Water governance refers to the manner in which water resources are allocated and regulated. It includes both the delivery of water services to society and the management of water as a natural resource. These activities generally involve a wide variety of mutually dependent actors at various levels and scales, each having their own perspectives and objectives, instruments and strategies, and responsibilities and resources. Effective water governance requires that there is a meaningful connection between these elements, i.e. coherence or connective capacity. This contribution concentrates on how connective capacity changes over time as a result of changing circumstances. For this, we use our experiences from Romania, a post-communistic country that became member of the European Union in 2007. Our analysis concentrates on major policy interventions in two sectors: the regionalization of the water services sector and the implementation of a strategy in the flood risk management sector. In both cases, the governance structures that emerged after communism were lacking coherence and negatively affected the status and use of water resources. The resulting problem pressures and Romania’s EU accession formed the major triggers to change the existing governance structures. Particularly relevant for improving the connective capacity was: (1) the establishment of new structures for cooperation; (2) redefinition of roles and responsibilities; and (3) capacity building. We expect that these changes will contribute to improved water services and reduction of flood risks. However, it is still too early to observe the actual contributions of these changes to improved delivery of water services and/or improved water resources management.
|Number of pages||19|
|Publication status||Published - 25 Nov 2010|
|Event||Annual NIG Work Conference 2010 - Maastricht, Netherlands|
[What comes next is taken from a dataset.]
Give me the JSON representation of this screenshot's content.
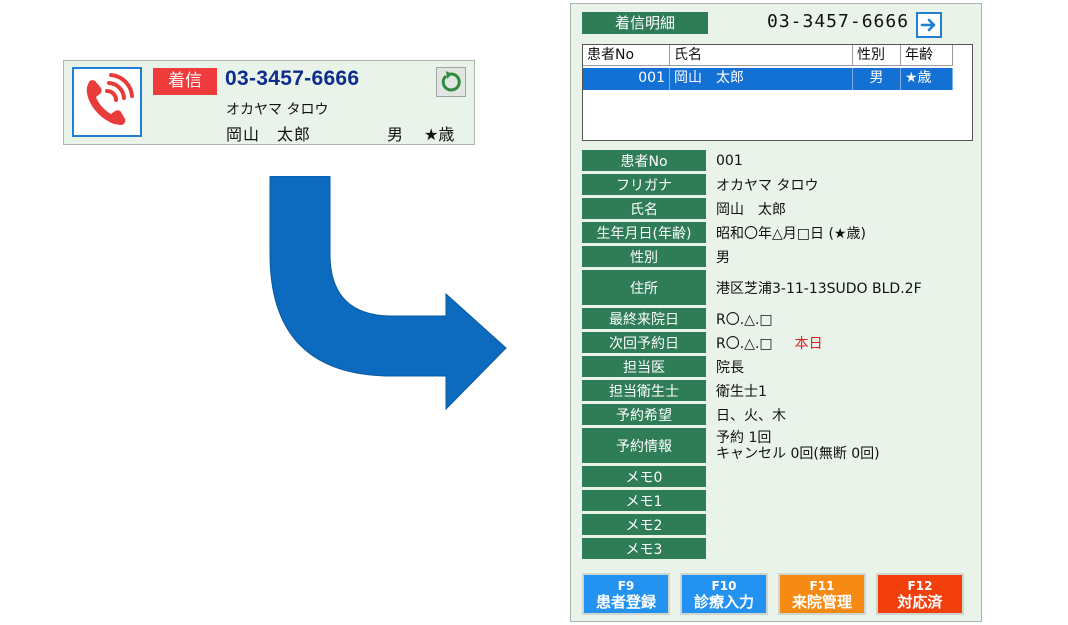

Duration: 25 Nov 2010 → 26 Nov 2010
Conference number: 7
|Conference||Annual NIG Work Conference 2010|
|Period||25/11/10 → 26/11/10|